Liquor and Gaming NSW

The courts have sent a strong message to the hospitality industry to ensure their businesses are COVID compliant after a Liverpool restaurant owner was fined $11,000 for failing to do so.

Inspectors from Liquor & Gaming NSW visited the Chennai Kitchen restaurant, take-away and catering business on 4 November 2020 and observed breaches of several requirements of Public Health Orders relating to COVID-19 including:

  • no QR code or sign-in sheet for patrons;
  • an out-of-date safety plan; and
  • a lack of spacing between the table and chair arrangements.

The owner, Mr Anagan Babu Ramia Janardhanan, was fined $1,000 for breaches of s10 of the Public Health Act 2010 at the time but elected to have the matter heard in court.

On Monday 29 March, he pleaded guilty and received an $11,000 fine in Downing Centre Local Court.

The Court noted the seriousness of the offences and the importance of businesses complying with COVID-19 Safety Plans and keeping up to date with Public Health Orders requirements designed to help keep NSW safe.

Liquor & Gaming Director of Compliance Dimitri Argeres said this is a timely reminder for businesses to remain vigilant as inspectors are still out checking COVID compliance, even though many restrictions have been lifted.

“The $11,000 fine and conviction against the owner in this case is all because the restaurant failed to maintain COVID safety standards that are designed to protect the community they are working in,” Mr Argeres said.

“The majority of clusters in NSW have centred around hospitality venues because of the ease with which the COVID virus can spread in enclosed indoor areas, so it is vital restaurants continue to stay COVID safe.

“There have been some changes and businesses must stay up-to-date. But what has not changed is having robust, digital check in processes that allows for effective contact tracing in the event a positive case has visited the venue.

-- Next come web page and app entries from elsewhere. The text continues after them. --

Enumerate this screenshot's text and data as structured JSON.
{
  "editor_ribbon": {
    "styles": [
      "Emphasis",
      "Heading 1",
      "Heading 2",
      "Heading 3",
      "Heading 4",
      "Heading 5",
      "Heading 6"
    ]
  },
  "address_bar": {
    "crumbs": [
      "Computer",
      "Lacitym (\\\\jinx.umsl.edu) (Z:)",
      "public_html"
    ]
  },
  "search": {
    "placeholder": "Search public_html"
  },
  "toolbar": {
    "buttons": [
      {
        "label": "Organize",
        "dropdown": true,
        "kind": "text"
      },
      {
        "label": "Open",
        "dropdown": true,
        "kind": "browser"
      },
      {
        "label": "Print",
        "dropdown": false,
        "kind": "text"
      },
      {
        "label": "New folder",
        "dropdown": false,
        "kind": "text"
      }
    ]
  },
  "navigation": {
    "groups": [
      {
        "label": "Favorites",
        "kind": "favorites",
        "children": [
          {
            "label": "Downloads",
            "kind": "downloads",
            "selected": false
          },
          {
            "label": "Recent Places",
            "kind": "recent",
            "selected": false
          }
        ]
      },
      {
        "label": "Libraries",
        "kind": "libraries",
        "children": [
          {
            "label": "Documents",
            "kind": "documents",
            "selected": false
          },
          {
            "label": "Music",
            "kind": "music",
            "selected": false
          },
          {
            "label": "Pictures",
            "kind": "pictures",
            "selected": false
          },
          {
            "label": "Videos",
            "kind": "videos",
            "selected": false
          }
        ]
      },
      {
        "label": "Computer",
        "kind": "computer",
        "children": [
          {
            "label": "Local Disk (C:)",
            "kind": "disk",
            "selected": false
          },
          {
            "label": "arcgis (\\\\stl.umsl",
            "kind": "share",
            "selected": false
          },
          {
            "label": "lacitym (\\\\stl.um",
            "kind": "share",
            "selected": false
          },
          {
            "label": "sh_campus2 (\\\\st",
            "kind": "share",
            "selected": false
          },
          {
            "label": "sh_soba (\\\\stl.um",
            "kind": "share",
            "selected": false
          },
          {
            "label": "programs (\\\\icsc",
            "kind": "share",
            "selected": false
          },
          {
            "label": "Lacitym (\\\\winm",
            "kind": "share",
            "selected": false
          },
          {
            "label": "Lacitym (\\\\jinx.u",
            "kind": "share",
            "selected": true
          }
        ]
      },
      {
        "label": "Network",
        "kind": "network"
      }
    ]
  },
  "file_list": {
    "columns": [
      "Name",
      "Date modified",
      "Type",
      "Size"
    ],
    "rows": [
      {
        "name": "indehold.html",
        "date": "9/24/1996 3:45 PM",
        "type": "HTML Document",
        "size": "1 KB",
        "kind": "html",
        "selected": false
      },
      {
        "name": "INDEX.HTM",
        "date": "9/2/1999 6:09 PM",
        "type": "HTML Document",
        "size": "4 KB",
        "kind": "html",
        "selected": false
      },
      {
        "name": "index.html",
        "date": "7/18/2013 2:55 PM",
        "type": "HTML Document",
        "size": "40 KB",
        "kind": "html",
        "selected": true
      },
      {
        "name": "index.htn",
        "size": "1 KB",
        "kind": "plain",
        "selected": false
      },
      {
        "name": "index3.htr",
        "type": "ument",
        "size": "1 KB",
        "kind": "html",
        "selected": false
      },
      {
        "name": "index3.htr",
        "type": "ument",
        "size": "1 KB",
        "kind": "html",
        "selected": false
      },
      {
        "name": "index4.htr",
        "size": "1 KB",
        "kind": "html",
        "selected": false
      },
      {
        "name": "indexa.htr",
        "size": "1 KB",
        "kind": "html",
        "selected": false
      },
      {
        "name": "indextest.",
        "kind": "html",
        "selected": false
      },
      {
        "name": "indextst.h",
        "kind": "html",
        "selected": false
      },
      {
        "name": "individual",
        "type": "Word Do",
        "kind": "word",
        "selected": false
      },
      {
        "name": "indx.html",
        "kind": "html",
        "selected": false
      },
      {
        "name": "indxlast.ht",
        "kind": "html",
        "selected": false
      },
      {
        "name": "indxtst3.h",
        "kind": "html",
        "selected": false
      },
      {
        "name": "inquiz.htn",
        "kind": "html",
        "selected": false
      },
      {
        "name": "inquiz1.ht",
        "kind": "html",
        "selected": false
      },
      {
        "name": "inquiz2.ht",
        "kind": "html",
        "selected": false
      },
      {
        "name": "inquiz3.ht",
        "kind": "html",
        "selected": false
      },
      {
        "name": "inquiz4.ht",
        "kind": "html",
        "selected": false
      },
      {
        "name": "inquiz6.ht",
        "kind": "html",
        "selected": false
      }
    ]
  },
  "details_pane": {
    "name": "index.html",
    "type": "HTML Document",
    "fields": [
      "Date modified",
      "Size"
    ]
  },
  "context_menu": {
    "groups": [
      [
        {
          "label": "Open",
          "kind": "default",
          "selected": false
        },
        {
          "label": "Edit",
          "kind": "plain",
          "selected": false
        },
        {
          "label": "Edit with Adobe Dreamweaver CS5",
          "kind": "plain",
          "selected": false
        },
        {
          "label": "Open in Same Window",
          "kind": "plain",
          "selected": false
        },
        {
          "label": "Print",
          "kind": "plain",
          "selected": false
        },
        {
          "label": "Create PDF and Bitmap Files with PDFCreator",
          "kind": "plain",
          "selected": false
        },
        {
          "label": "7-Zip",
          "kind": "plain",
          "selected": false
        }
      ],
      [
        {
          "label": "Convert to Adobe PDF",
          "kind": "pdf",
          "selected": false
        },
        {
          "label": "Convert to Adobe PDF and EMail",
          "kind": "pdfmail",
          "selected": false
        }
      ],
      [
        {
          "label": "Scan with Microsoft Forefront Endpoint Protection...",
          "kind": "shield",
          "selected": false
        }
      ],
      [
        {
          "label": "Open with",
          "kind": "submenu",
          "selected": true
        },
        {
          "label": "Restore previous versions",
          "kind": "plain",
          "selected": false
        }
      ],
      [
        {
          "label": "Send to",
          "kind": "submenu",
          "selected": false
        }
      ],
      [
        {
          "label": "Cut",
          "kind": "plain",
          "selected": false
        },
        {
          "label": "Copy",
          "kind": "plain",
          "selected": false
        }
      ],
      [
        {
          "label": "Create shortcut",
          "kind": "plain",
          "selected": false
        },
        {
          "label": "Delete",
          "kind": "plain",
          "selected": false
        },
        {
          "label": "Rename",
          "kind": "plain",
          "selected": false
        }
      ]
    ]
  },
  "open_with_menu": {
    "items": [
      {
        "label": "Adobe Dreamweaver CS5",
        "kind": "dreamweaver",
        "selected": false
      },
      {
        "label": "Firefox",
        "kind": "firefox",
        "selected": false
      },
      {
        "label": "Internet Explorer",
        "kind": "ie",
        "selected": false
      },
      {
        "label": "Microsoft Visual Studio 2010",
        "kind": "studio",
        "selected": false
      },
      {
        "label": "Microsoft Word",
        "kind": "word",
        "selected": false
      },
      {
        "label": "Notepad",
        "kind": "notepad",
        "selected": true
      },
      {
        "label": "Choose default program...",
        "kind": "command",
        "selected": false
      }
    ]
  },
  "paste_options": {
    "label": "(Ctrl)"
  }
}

/Public Release. This material comes from the originating organization and may be of a point-in-time nature, edited for clarity, style and length.